After cultivating a larger global world view at SAS, Fisher wasn’t afraid to move across the country and try somewhere new. She dabbled as an Interpretation (education) Park Ranger with National Parks Service before deciding to stick to behind-the-scenes work. There are 417 National Park Service sites and most of them have extensive museum collections filled with historic artifacts and natural history wonders. Fisher traveled all over the country taking seasonal jobs wherever there was funding and ended up working for seven parks over five years. Fisher recalls, “Living overseas had given me an appreciation for travel and adventure and when I came back to America I didn't really feel American until I could explore every corner of the country and culture I now called home.”
Coincidentally, or not, Carol Ann met Brook Fisher, another ranger through mutual friends, and they were married in the Zion National Park campground. Even today, getting away to camp in a park is a go-to family vacation in the Fisher household. She has two boys, four-year old Teddy and one-year old Benji, who already love to camp and explore museums.

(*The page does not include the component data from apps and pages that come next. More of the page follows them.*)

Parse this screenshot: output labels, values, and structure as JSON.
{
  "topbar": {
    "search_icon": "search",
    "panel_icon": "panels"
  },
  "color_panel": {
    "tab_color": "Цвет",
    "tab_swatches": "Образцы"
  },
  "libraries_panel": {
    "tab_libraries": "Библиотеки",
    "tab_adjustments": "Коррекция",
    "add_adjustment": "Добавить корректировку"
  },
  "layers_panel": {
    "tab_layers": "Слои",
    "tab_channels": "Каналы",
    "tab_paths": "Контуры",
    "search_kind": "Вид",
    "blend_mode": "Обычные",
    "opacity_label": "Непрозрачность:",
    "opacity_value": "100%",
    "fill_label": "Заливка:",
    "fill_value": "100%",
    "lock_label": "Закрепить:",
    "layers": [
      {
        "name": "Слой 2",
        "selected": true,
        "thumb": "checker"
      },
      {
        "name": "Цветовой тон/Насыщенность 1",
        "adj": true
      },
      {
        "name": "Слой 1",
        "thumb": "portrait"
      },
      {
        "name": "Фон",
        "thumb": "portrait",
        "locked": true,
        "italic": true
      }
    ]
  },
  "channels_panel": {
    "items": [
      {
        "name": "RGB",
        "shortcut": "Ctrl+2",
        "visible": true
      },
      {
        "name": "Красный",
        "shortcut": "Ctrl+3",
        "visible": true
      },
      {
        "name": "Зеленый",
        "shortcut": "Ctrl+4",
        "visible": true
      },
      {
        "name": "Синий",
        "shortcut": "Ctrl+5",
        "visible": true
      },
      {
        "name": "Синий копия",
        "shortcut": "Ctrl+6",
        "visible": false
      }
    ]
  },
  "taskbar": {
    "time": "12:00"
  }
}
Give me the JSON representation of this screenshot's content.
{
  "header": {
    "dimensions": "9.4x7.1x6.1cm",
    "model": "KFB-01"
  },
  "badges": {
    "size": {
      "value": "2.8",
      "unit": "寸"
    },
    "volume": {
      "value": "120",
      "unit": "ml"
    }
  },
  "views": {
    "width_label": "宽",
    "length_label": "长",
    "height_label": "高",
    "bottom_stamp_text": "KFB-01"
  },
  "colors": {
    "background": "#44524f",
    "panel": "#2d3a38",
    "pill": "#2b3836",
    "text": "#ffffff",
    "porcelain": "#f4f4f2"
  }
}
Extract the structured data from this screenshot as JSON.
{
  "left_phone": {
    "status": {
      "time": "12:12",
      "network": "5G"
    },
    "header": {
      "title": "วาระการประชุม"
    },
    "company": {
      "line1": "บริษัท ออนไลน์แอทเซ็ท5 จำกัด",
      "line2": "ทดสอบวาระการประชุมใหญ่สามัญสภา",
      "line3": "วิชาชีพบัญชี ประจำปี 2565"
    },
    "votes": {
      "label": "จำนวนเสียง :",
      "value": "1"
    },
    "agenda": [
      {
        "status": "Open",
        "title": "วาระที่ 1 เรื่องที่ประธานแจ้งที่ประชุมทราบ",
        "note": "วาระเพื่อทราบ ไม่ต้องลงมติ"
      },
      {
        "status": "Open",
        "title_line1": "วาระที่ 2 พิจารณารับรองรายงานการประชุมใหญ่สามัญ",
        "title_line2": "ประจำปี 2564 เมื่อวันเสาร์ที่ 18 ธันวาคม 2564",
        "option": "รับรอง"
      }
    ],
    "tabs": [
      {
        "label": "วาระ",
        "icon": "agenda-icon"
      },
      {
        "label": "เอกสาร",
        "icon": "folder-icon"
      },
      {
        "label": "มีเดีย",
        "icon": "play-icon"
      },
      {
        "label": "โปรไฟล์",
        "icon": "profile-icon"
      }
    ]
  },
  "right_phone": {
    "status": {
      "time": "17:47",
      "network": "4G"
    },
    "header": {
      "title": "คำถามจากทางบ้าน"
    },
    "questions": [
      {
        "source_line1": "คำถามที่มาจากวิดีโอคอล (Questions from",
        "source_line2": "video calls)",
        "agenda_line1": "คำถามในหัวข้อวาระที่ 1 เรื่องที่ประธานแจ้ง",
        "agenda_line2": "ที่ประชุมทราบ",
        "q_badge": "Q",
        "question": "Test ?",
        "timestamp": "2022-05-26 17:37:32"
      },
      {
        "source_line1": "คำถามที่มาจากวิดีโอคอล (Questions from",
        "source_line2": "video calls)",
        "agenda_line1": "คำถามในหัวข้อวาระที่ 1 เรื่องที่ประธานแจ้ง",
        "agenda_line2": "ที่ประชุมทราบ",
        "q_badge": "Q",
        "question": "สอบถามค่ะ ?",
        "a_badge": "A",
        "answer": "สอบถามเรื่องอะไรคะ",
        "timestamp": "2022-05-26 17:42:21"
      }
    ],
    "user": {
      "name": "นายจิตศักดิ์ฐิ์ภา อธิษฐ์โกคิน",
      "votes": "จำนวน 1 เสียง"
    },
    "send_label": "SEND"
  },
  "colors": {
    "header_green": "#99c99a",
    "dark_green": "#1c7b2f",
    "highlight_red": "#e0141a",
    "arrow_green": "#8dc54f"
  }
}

Currently, Fisher lives in Las Vegas and is a curator at The Mob Museum (National Museum of Organized Crime and Law Enforcement) since it first opened its doors in 2012. Her role is focused on artifact collections. Her time is spent caring for the intellectual and physical aspects of the artifacts, preparing loan and donation agreements, performing condition assessments, or cleaning things very meticulously (think tiny expensive goat hair brushes)! She also tracks and stores everything in a way that will preserve it for future generations to study and enjoy—worrying about temperature, light, humidity, and other conditions that may impact the exhibits.
Fisher encourages students interested in history as a subject to pursue it wholeheartedly! “I’ve never lacked a job offer in the field since I graduated college.” However, she is careful to emphasize the value of volunteer work and internships. “When it comes time to hiring people, I care far more about those experiences than degrees and where you got them.”
Selected seventh and eighth grade choir students were invited to perform at the Australia National Choral Association Choralfest Conference in Fremantle, Western Australia. There is no other event quite like it which draws in so many sectors of the choral community—teachers, educators, university lecturers and conductors, singers, composers, choir managers, and committee members.
In this three-part series, high school psychologist Dr. Jeff Devens shares how parents can help their children settle in as they transition into a new culture, school, and country.
In order for a child to learn, the mind and body must work together. This is why a perceptual motor program is important in the early years. The perceptual motor program at SAS focuses on developing the whole child, physically, cognitively, and social emotionally. It also offers a transdisciplinary experience and encourages the core values of compassion, honesty, fairness, respect, and responsibility.